Please report how many lines in the data below contain "title". Nothing besides the number should be written.

==== Source data ====

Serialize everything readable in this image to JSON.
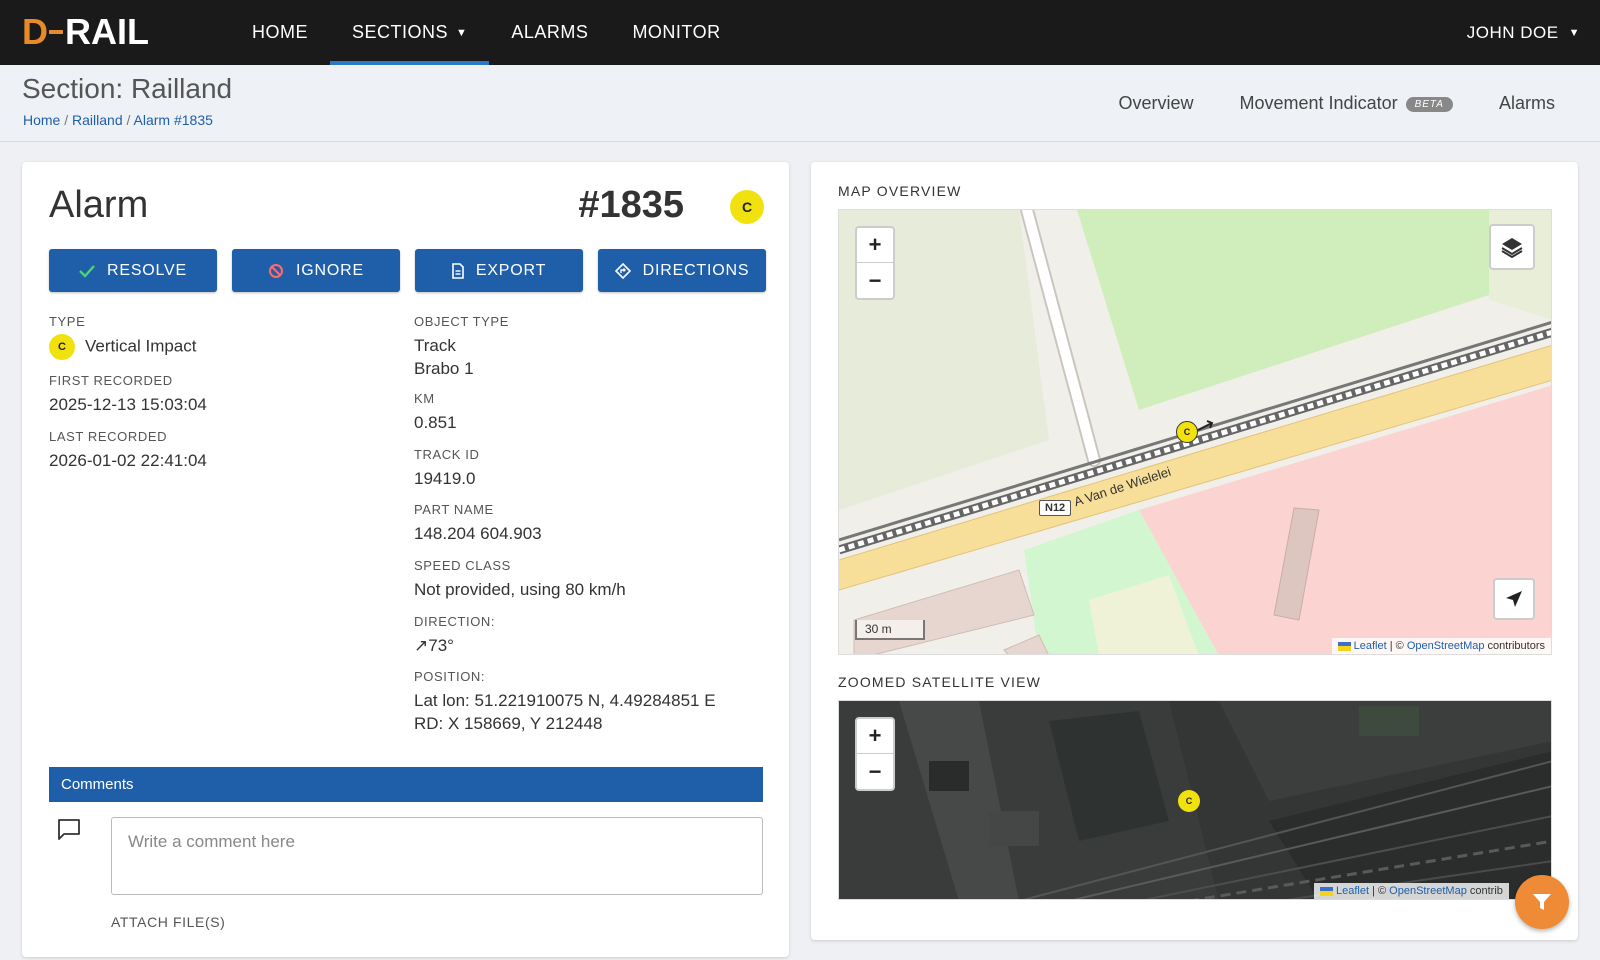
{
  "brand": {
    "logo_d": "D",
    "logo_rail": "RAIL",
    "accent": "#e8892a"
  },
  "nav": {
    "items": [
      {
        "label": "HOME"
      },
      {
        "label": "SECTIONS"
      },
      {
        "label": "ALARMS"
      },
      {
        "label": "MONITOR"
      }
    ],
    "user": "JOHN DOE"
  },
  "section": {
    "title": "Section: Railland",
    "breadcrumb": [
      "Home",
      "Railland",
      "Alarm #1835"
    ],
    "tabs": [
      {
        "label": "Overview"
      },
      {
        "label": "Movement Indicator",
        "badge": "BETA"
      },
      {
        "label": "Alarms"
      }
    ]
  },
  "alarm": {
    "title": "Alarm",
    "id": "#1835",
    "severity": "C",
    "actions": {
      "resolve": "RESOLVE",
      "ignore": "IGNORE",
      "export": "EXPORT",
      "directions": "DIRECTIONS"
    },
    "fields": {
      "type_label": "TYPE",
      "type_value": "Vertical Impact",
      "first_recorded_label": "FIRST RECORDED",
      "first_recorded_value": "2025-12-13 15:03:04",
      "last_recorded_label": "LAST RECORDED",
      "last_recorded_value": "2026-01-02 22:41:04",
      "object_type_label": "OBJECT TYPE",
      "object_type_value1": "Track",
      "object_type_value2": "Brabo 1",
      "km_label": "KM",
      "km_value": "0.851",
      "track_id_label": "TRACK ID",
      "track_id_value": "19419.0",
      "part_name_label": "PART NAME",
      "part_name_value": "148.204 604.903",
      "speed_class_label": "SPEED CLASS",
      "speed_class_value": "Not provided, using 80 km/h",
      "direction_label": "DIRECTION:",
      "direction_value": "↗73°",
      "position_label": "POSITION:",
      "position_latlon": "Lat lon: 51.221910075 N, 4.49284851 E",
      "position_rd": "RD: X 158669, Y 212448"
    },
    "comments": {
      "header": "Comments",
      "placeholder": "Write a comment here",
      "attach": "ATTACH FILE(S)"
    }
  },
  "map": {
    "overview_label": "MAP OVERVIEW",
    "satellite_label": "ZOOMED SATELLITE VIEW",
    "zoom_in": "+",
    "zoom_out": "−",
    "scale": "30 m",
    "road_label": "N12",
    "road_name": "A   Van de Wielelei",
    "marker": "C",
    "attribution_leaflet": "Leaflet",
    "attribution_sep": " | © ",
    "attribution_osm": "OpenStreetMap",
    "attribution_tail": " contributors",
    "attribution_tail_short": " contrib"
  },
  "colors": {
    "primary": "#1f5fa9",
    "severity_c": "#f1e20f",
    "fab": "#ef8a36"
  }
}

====
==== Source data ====

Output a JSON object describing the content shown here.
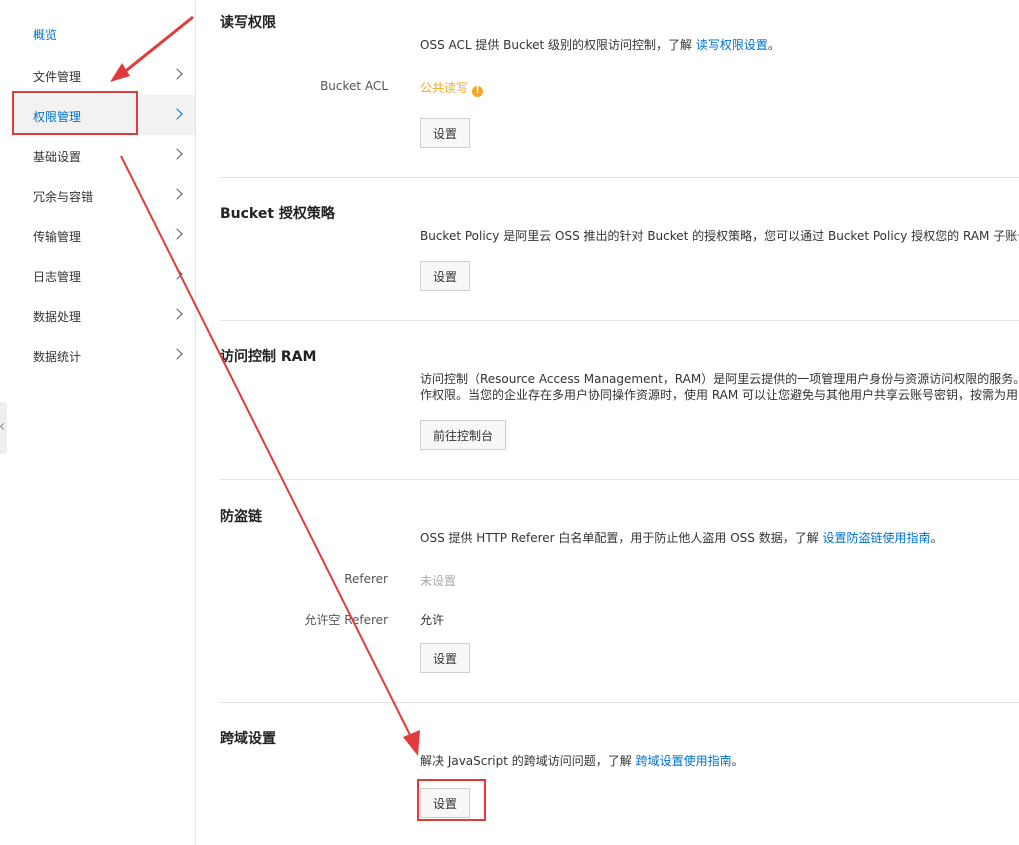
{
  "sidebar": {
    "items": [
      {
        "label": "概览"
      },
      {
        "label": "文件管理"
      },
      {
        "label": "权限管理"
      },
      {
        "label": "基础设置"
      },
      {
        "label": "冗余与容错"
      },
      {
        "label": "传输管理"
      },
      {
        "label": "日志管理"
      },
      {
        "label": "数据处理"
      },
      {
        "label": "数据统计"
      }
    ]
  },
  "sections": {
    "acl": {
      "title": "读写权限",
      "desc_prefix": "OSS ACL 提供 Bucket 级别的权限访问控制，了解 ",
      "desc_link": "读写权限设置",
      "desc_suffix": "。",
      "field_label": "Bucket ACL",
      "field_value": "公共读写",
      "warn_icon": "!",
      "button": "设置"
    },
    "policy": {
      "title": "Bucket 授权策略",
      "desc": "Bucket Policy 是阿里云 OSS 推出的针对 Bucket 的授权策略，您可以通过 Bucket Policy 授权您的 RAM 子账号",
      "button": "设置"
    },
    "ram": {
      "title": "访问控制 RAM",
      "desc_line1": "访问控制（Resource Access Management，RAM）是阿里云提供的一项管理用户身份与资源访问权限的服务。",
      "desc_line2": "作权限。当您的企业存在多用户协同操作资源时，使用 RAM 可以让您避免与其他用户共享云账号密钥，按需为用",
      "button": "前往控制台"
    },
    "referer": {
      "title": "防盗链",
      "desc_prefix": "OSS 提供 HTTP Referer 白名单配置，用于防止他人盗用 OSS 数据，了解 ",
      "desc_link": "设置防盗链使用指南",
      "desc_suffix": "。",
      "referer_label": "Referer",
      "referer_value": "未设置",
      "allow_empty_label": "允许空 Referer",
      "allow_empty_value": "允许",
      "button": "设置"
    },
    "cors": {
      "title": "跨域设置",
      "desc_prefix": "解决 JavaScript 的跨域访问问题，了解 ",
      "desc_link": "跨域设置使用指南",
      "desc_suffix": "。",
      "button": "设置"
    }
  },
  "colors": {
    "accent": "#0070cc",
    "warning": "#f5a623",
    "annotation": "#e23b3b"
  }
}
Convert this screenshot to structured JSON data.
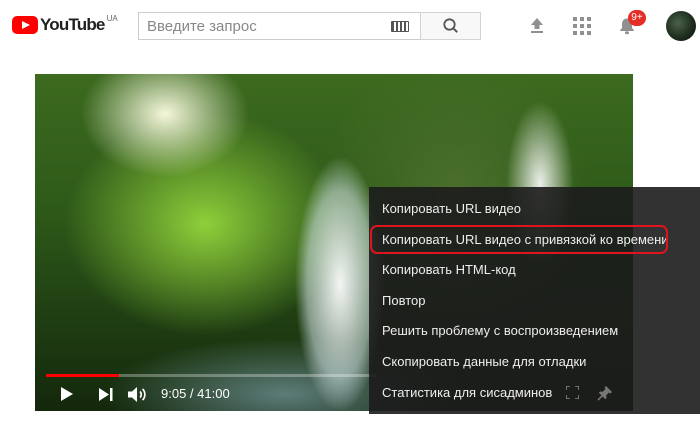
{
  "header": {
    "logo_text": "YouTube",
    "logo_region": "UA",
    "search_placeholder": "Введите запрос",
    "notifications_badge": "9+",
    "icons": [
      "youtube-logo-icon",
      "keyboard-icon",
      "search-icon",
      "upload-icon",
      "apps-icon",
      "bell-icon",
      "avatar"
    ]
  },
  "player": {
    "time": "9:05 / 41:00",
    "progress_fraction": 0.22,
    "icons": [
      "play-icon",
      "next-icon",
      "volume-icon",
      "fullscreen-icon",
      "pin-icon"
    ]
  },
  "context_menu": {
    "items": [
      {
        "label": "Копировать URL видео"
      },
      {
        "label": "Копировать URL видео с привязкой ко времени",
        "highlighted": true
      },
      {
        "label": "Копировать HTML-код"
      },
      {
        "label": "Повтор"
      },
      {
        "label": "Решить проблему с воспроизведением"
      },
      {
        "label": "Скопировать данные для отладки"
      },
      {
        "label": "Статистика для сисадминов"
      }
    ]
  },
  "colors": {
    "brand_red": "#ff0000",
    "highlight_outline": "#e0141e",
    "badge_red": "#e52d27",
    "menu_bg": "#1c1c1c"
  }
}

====

● **Completed task**
7